“I developed one feed for all horses by varying the amount they eat per unit of bodyweight,” Anderson explained. “Higher absorption of the feed’s nutrient concentration is how we meet the animal’s needs.”
Owners who fed Anderson’s equine ration began demanding it in such quantity that the nutritionist started his own feed company.
Total Feeds, Inc., features the original horse ration called “Total Equine,” but has expanded with other lines of feed.
“Basically, a 1,000-pound-horse should be fed four pounds of Total Equine a day,” Anderson said. “The horse will have extra room in the gut, to increase hay or grass consumption meeting nutrition needs.”
Horses’ hay consumption can drop by up to 30 percent, and some owners do not feed any forage.
Actually, the original horse ration can be fed efficiently to most species of livestock. “Dogs love it, while turkeys and rabbits do quite well on the feed,” Anderson said. “However, Total Equine cannot be fed to sheep, llamas and alpacas due to the high level of copper.”
Sold only in 40-pounds bags, Total Equine is usually more expensive by the pound than other sacked horse feed. “However, less feed is required while improving horse health and performance, therefore becoming an economical ration,” Anderson insisted.
A couple varieties of the equine feed have been developed for horses with dietary restrictions.

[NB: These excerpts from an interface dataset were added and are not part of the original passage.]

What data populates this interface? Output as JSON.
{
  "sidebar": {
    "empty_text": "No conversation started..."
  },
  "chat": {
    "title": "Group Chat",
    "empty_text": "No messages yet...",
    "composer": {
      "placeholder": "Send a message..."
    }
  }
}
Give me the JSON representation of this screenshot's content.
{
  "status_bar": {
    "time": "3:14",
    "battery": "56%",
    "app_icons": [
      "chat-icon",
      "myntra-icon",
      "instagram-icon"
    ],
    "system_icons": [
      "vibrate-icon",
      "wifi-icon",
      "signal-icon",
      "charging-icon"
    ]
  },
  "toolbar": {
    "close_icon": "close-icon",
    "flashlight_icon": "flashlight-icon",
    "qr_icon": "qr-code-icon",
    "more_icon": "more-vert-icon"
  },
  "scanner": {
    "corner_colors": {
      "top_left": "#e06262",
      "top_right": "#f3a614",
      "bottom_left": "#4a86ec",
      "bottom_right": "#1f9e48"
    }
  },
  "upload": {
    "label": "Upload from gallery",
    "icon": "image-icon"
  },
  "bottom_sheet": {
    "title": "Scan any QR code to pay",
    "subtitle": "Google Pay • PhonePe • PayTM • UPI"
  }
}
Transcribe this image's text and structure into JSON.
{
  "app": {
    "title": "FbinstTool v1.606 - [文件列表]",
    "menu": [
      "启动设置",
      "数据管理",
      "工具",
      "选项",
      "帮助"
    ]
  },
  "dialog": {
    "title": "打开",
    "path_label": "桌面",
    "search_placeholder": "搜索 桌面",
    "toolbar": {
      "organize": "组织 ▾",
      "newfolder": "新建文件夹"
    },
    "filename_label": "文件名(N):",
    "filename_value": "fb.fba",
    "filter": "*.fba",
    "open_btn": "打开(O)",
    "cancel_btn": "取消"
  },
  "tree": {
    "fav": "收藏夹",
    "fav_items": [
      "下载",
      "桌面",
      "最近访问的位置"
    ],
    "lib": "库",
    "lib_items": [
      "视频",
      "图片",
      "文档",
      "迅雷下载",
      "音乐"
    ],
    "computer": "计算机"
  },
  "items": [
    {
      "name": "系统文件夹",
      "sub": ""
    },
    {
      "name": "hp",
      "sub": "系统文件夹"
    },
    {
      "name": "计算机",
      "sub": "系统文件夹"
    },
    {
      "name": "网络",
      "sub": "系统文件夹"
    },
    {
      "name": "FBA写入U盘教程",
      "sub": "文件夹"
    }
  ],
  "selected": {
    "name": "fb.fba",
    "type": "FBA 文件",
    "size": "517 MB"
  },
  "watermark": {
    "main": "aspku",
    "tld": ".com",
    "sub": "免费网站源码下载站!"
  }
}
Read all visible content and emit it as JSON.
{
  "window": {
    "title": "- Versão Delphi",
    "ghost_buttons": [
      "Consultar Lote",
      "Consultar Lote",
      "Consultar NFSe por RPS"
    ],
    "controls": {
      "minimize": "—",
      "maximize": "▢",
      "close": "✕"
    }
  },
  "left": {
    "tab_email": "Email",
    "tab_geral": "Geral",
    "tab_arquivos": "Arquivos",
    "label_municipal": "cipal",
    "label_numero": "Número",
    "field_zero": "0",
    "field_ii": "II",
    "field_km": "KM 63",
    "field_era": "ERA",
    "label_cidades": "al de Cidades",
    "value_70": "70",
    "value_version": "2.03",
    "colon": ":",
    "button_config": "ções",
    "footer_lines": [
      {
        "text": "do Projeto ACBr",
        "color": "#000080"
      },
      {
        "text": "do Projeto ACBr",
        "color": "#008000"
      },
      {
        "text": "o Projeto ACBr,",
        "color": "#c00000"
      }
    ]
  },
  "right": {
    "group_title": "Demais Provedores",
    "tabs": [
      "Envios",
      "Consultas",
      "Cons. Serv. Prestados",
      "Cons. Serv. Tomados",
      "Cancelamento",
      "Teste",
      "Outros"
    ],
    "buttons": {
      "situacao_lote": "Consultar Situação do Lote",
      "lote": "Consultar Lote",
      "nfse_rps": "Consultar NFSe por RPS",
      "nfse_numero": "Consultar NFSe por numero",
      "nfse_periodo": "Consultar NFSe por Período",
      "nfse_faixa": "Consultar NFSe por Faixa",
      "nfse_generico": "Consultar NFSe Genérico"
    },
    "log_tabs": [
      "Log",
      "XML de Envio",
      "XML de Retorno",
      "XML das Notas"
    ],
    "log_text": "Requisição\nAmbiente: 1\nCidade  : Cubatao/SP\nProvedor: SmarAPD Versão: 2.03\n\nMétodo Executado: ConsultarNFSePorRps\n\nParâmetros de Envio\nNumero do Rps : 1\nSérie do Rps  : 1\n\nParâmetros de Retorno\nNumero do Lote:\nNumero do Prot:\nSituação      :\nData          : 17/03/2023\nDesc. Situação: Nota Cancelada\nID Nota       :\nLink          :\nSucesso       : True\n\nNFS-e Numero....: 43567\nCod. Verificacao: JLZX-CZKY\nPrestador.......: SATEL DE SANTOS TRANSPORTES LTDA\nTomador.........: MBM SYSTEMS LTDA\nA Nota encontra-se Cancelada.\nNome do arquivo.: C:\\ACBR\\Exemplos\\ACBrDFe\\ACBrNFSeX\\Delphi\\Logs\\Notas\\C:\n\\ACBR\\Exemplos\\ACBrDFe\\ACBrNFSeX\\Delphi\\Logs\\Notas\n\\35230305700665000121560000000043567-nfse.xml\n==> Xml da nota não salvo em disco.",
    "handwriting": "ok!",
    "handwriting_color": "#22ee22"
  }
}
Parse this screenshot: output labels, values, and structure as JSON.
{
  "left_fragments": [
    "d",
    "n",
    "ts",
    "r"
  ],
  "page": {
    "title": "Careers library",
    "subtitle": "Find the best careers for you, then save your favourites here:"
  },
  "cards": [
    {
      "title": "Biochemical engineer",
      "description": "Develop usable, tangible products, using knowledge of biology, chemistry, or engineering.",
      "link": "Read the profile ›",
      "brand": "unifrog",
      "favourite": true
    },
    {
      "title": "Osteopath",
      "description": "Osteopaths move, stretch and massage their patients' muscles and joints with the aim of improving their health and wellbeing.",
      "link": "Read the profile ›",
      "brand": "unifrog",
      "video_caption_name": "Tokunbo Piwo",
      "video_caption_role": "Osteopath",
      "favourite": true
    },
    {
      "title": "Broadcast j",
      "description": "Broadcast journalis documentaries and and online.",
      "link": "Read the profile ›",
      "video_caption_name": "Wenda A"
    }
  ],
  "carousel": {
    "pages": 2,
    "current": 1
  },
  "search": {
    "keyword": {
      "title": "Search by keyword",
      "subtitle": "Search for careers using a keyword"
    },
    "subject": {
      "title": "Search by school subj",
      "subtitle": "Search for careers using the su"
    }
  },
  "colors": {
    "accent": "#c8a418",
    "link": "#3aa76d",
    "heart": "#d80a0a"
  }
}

Specialty formula equine mineral supplements including one for joint therapy are also available.
“Total Bull” is a feed working especially well for bucking bulls, cattle used for roping, and calf creep. There are also specialty feeds designed specifically for goats and dogs.
“Our mission at Total Feeds is providing the highest quality animal rations for a wide range of species,” Anderson reiterated “The focus has always been on optimum health and performance through excellent nutrition.”
There are now 40 Total Feed distributors serving more than 1,300 dealers nationwide. “We are still a family business operated by wife and I with our two sons and a daughter-in-law,” Anderson verified.
Feed was made in Muenster, Texas and Perris, California, but a mill at Butler, Missouri, now also formulates Total Feeds.
“We are excited about having closer access to the products in our area,” said Jana Barcus of Better Equine at Paola. “It will sure save our Total Feeds distributorship some freight costs. We will be pulling feed out of there by the end of this week.”